> [Supplied data]
»»

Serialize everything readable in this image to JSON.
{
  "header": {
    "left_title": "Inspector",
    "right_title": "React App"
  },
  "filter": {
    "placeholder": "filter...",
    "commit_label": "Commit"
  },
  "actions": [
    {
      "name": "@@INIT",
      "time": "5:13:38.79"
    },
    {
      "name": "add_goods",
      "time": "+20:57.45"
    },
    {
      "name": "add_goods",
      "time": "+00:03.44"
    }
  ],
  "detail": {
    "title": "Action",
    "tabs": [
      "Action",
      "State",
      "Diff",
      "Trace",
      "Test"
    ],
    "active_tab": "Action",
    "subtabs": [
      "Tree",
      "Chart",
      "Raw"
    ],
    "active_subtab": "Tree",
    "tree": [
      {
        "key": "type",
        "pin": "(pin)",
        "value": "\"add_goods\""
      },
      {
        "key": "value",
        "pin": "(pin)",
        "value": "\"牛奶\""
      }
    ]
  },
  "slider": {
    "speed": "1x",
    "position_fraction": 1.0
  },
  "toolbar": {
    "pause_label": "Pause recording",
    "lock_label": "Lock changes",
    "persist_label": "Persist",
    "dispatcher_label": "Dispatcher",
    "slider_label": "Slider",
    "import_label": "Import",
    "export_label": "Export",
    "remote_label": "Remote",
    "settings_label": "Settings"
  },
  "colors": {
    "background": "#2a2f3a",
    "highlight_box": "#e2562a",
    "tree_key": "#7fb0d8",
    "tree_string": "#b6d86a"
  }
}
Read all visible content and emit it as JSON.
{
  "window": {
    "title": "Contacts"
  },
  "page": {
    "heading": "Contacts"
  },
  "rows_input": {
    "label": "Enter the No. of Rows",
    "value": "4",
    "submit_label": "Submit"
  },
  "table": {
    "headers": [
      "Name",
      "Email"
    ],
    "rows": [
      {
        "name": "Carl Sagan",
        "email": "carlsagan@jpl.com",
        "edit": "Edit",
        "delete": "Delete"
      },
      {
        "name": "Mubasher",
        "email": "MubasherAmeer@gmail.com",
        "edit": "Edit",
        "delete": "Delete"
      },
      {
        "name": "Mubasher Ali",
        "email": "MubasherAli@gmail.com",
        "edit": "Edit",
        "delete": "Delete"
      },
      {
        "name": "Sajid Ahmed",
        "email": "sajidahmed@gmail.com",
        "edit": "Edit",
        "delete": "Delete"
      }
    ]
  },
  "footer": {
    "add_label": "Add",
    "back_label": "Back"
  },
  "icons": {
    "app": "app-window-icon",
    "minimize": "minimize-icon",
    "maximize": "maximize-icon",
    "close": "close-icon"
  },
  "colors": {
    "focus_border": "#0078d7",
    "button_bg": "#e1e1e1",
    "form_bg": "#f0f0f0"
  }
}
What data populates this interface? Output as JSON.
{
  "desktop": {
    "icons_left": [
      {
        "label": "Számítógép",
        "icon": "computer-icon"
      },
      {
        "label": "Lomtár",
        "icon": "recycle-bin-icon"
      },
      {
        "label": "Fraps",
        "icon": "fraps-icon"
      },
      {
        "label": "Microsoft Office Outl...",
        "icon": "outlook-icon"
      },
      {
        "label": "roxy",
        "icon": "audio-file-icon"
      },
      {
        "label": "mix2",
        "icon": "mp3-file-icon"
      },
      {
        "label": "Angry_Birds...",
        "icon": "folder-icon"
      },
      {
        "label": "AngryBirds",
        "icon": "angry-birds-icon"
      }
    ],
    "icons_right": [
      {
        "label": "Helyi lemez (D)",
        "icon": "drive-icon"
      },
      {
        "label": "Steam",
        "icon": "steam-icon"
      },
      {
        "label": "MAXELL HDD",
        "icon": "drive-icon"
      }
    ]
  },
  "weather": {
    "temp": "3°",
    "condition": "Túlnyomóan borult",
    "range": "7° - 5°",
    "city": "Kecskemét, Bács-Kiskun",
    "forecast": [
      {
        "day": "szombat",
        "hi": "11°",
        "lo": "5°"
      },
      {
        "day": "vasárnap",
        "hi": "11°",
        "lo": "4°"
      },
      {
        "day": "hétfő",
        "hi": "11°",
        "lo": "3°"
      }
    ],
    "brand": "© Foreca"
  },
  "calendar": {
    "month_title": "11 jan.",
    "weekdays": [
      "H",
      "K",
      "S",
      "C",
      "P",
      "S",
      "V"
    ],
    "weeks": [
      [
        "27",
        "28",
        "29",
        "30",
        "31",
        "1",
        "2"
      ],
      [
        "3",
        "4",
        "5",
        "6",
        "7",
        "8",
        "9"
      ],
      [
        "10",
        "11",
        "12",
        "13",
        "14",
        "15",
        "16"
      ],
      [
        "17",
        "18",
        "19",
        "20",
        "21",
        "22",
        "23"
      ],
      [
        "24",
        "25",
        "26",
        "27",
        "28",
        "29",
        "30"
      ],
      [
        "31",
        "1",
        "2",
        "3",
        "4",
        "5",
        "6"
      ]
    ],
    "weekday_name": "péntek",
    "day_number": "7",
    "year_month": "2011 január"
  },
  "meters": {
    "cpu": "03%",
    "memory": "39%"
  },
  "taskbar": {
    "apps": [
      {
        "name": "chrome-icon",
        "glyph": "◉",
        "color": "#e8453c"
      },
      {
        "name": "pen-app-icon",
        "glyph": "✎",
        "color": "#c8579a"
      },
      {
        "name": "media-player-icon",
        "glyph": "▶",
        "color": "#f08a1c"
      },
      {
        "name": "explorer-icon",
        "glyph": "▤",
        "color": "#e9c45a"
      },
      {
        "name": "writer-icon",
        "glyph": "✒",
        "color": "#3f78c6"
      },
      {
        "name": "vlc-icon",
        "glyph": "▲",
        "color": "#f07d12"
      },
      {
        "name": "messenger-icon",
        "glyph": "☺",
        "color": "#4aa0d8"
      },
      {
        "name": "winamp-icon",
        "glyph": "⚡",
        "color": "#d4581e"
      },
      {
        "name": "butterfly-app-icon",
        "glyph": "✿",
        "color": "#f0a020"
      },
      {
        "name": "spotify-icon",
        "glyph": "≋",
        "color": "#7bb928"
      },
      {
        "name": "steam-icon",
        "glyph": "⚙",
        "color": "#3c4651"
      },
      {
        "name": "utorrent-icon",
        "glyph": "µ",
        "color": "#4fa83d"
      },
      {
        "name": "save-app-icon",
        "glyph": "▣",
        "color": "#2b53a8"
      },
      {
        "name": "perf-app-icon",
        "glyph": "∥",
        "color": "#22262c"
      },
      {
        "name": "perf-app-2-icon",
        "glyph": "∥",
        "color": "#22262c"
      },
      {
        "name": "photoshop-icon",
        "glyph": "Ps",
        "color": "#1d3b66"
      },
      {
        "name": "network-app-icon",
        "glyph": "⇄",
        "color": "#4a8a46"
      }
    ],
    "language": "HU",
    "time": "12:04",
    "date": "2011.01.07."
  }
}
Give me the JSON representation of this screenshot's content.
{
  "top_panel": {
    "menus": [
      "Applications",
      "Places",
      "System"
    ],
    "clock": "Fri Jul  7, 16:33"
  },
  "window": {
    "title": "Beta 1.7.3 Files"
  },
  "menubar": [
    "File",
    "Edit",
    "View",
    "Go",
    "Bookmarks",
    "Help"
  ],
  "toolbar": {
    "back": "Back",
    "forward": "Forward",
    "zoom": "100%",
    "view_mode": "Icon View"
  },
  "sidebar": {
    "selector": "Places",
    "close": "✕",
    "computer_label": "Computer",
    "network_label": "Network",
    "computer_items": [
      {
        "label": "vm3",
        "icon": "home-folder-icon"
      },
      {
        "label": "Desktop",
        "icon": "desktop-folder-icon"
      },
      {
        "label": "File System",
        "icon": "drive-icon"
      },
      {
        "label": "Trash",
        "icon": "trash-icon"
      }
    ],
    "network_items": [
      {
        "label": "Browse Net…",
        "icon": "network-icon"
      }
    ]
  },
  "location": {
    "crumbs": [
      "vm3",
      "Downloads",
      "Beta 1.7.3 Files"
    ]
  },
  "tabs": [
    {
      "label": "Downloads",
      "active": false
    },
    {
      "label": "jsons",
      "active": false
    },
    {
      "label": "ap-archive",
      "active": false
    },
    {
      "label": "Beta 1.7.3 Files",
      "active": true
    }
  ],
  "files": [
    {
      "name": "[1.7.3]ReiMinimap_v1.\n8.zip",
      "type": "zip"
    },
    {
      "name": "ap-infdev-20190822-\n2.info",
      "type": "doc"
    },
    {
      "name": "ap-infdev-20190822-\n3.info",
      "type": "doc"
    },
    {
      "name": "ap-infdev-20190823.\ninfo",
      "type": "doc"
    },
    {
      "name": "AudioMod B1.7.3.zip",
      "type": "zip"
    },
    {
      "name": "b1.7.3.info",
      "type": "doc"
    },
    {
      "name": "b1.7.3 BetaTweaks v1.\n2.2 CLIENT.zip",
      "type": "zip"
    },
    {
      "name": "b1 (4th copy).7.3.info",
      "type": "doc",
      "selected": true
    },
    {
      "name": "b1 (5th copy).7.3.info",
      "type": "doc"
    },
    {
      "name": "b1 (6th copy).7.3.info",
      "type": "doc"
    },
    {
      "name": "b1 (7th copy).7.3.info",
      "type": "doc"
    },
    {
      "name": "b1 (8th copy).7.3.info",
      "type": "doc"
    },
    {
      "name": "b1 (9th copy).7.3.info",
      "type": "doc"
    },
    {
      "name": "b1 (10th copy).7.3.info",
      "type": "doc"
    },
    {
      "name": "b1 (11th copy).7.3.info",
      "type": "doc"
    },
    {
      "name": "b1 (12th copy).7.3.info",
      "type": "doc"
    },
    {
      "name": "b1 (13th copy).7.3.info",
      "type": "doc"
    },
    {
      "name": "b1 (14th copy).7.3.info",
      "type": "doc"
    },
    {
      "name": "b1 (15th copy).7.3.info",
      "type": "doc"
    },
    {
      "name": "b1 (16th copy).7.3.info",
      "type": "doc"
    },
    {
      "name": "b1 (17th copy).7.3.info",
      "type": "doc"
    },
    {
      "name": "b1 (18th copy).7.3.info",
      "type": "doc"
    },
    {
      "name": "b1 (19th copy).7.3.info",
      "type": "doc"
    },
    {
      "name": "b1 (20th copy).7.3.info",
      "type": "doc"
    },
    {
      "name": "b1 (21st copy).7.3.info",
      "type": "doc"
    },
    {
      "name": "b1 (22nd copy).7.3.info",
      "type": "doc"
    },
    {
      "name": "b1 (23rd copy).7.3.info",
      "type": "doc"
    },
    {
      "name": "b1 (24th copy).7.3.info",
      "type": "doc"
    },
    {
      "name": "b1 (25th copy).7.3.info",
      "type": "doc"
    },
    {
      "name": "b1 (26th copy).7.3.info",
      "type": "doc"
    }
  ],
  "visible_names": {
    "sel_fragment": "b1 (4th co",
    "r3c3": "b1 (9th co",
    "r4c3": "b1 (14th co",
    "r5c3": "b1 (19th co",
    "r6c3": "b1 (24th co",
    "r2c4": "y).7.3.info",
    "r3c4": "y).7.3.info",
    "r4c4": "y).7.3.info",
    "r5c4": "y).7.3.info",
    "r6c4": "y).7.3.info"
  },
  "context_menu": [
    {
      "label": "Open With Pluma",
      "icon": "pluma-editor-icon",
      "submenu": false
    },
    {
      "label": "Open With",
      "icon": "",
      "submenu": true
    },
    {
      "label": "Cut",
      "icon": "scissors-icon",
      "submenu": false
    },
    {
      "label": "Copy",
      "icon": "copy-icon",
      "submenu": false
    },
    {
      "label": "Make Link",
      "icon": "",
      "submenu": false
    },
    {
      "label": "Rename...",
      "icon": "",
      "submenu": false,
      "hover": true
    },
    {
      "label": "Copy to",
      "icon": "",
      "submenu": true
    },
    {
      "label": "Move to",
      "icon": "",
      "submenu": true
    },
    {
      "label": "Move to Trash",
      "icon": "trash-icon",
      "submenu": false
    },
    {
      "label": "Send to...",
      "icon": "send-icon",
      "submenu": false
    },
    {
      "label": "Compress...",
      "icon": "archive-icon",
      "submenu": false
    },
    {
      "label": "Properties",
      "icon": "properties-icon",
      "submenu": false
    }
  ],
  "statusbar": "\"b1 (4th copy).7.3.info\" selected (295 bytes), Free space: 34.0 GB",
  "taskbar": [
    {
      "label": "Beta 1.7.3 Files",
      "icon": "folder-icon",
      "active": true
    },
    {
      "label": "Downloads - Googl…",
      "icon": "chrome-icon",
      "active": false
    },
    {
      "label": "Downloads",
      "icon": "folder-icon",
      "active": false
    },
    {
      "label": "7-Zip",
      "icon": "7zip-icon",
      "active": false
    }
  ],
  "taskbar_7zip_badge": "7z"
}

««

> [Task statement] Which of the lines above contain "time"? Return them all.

> [Exercise output]
      "time": "5:13:38.79"
      "time": "+20:57.45"
      "time": "+00:03.44"
    "time": "12:04",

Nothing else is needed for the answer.